RECORDS FOR THIS TASK -
== Segment start ==

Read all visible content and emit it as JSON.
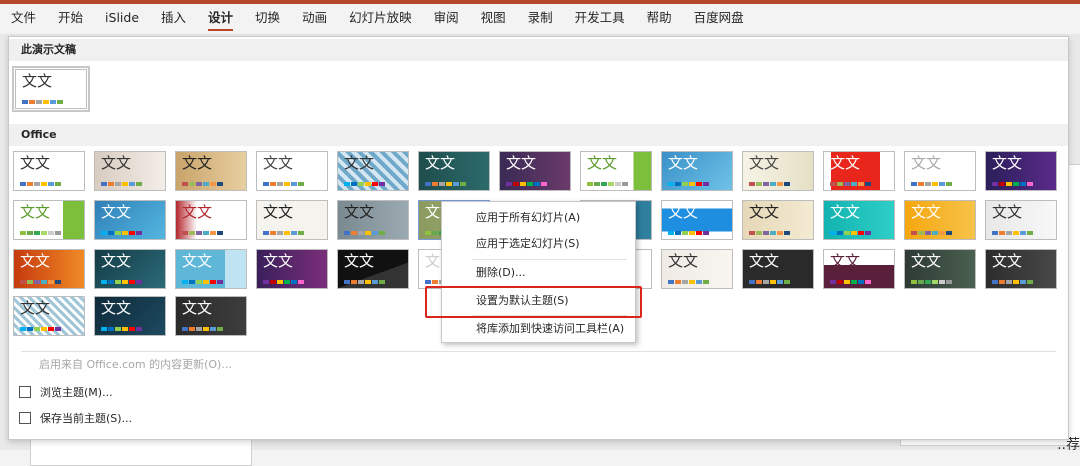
{
  "ribbon": {
    "tabs": [
      "文件",
      "开始",
      "iSlide",
      "插入",
      "设计",
      "切换",
      "动画",
      "幻灯片放映",
      "审阅",
      "视图",
      "录制",
      "开发工具",
      "帮助",
      "百度网盘"
    ],
    "active_tab": "设计"
  },
  "gallery": {
    "this_presentation_label": "此演示文稿",
    "office_label": "Office",
    "theme_title_text": "文文",
    "palettes": {
      "office": [
        "#4472c4",
        "#ed7d31",
        "#a5a5a5",
        "#ffc000",
        "#5b9bd5",
        "#70ad47"
      ],
      "warm": [
        "#c0504d",
        "#9bbb59",
        "#8064a2",
        "#4bacc6",
        "#f79646",
        "#1f497d"
      ],
      "green": [
        "#8fc13e",
        "#6aa84f",
        "#34a853",
        "#a6d96a",
        "#cccccc",
        "#999999"
      ],
      "blue": [
        "#00b0f0",
        "#0070c0",
        "#92d050",
        "#ffc000",
        "#ff0000",
        "#7030a0"
      ],
      "purple": [
        "#7030a0",
        "#c00000",
        "#ffc000",
        "#00b050",
        "#0070c0",
        "#ff66cc"
      ]
    }
  },
  "footer": {
    "update_label": "启用来自 Office.com 的内容更新(O)...",
    "browse_label": "浏览主题(M)...",
    "save_label": "保存当前主题(S)..."
  },
  "context_menu": {
    "items": [
      "应用于所有幻灯片(A)",
      "应用于选定幻灯片(S)",
      "删除(D)...",
      "设置为默认主题(S)",
      "将库添加到快速访问工具栏(A)"
    ],
    "highlighted_index": 3
  },
  "background": {
    "right_edge_text": "..荐"
  }
}
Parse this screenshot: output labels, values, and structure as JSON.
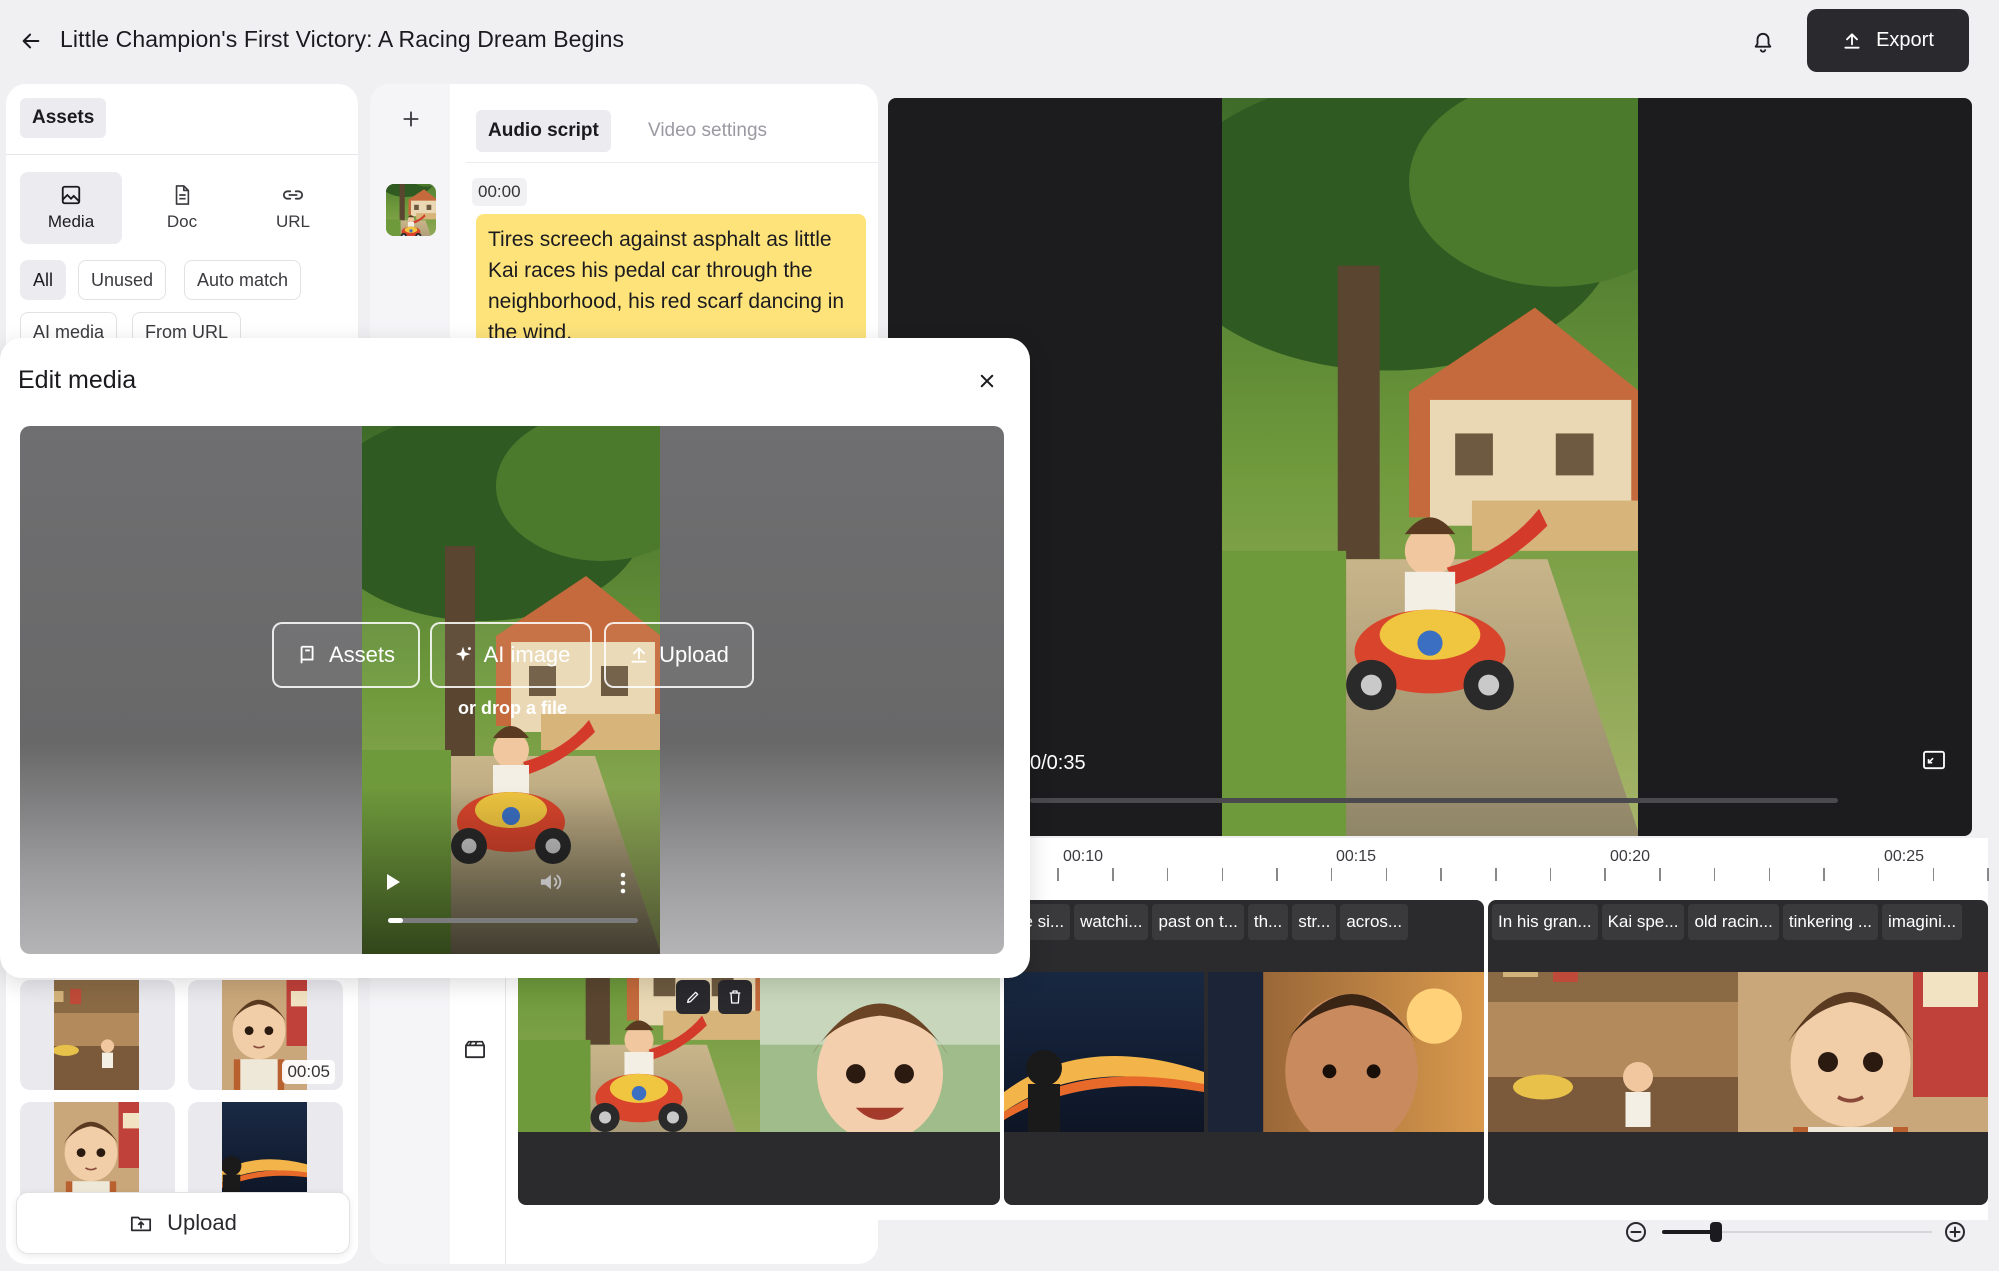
{
  "header": {
    "title": "Little Champion's First Victory: A Racing Dream Begins",
    "back_icon": "arrow-left-icon",
    "bell_icon": "bell-icon",
    "export_label": "Export"
  },
  "assets_panel": {
    "tab_label": "Assets",
    "source_tabs": [
      {
        "label": "Media",
        "icon": "image-icon",
        "active": true
      },
      {
        "label": "Doc",
        "icon": "document-icon",
        "active": false
      },
      {
        "label": "URL",
        "icon": "link-icon",
        "active": false
      }
    ],
    "filters": [
      "All",
      "Unused",
      "Auto match",
      "AI media",
      "From URL"
    ],
    "active_filter": "All",
    "thumb_duration": "00:05",
    "upload_label": "Upload"
  },
  "script_panel": {
    "tabs": [
      "Audio script",
      "Video settings"
    ],
    "active_tab": "Audio script",
    "scene": {
      "time": "00:00",
      "text": "Tires screech against asphalt as little Kai races his pedal car through the neighborhood, his red scarf dancing in the wind."
    }
  },
  "preview": {
    "time_display": "0/0:35"
  },
  "timeline": {
    "ruler": [
      "00:10",
      "00:15",
      "00:20",
      "00:25"
    ],
    "clips": [
      {
        "labels": []
      },
      {
        "labels": [
          "he si...",
          "watchi...",
          "past on t...",
          "th...",
          "str...",
          "acros..."
        ]
      },
      {
        "labels": [
          "In his gran...",
          "Kai spe...",
          "old racin...",
          "tinkering ...",
          "imagini..."
        ]
      }
    ],
    "zoom_level": 0.2
  },
  "edit_media": {
    "title": "Edit media",
    "buttons": [
      "Assets",
      "AI image",
      "Upload"
    ],
    "drop_text": "or drop a file",
    "video_progress": 0.06
  },
  "colors": {
    "accent_dark": "#2a2a2e",
    "script_highlight": "#fde37a",
    "panel_bg": "#ffffff",
    "app_bg": "#f0f0f3"
  }
}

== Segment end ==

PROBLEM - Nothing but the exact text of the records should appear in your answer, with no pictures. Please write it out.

EXERCISE OUTPUT -
Read all visible content and emit it as JSON.
{
  "ribbon": {
    "tabs": [
      "文件",
      "开始",
      "iSlide",
      "插入",
      "设计",
      "切换",
      "动画",
      "幻灯片放映",
      "审阅",
      "视图",
      "录制",
      "开发工具",
      "帮助",
      "百度网盘"
    ],
    "active_tab": "设计"
  },
  "gallery": {
    "this_presentation_label": "此演示文稿",
    "office_label": "Office",
    "theme_title_text": "文文",
    "palettes": {
      "office": [
        "#4472c4",
        "#ed7d31",
        "#a5a5a5",
        "#ffc000",
        "#5b9bd5",
        "#70ad47"
      ],
      "warm": [
        "#c0504d",
        "#9bbb59",
        "#8064a2",
        "#4bacc6",
        "#f79646",
        "#1f497d"
      ],
      "green": [
        "#8fc13e",
        "#6aa84f",
        "#34a853",
        "#a6d96a",
        "#cccccc",
        "#999999"
      ],
      "blue": [
        "#00b0f0",
        "#0070c0",
        "#92d050",
        "#ffc000",
        "#ff0000",
        "#7030a0"
      ],
      "purple": [
        "#7030a0",
        "#c00000",
        "#ffc000",
        "#00b050",
        "#0070c0",
        "#ff66cc"
      ]
    }
  },
  "footer": {
    "update_label": "启用来自 Office.com 的内容更新(O)...",
    "browse_label": "浏览主题(M)...",
    "save_label": "保存当前主题(S)..."
  },
  "context_menu": {
    "items": [
      "应用于所有幻灯片(A)",
      "应用于选定幻灯片(S)",
      "删除(D)...",
      "设置为默认主题(S)",
      "将库添加到快速访问工具栏(A)"
    ],
    "highlighted_index": 3
  },
  "background": {
    "right_edge_text": "..荐"
  }
}
Parse this screenshot: output labels, values, and structure as JSON.
{
  "header": {
    "title": "Little Champion's First Victory: A Racing Dream Begins",
    "back_icon": "arrow-left-icon",
    "bell_icon": "bell-icon",
    "export_label": "Export"
  },
  "assets_panel": {
    "tab_label": "Assets",
    "source_tabs": [
      {
        "label": "Media",
        "icon": "image-icon",
        "active": true
      },
      {
        "label": "Doc",
        "icon": "document-icon",
        "active": false
      },
      {
        "label": "URL",
        "icon": "link-icon",
        "active": false
      }
    ],
    "filters": [
      "All",
      "Unused",
      "Auto match",
      "AI media",
      "From URL"
    ],
    "active_filter": "All",
    "thumb_duration": "00:05",
    "upload_label": "Upload"
  },
  "script_panel": {
    "tabs": [
      "Audio script",
      "Video settings"
    ],
    "active_tab": "Audio script",
    "scene": {
      "time": "00:00",
      "text": "Tires screech against asphalt as little Kai races his pedal car through the neighborhood, his red scarf dancing in the wind."
    }
  },
  "preview": {
    "time_display": "0/0:35"
  },
  "timeline": {
    "ruler": [
      "00:10",
      "00:15",
      "00:20",
      "00:25"
    ],
    "clips": [
      {
        "labels": []
      },
      {
        "labels": [
          "he si...",
          "watchi...",
          "past on t...",
          "th...",
          "str...",
          "acros..."
        ]
      },
      {
        "labels": [
          "In his gran...",
          "Kai spe...",
          "old racin...",
          "tinkering ...",
          "imagini..."
        ]
      }
    ],
    "zoom_level": 0.2
  },
  "edit_media": {
    "title": "Edit media",
    "buttons": [
      "Assets",
      "AI image",
      "Upload"
    ],
    "drop_text": "or drop a file",
    "video_progress": 0.06
  },
  "colors": {
    "accent_dark": "#2a2a2e",
    "script_highlight": "#fde37a",
    "panel_bg": "#ffffff",
    "app_bg": "#f0f0f3"
  }
}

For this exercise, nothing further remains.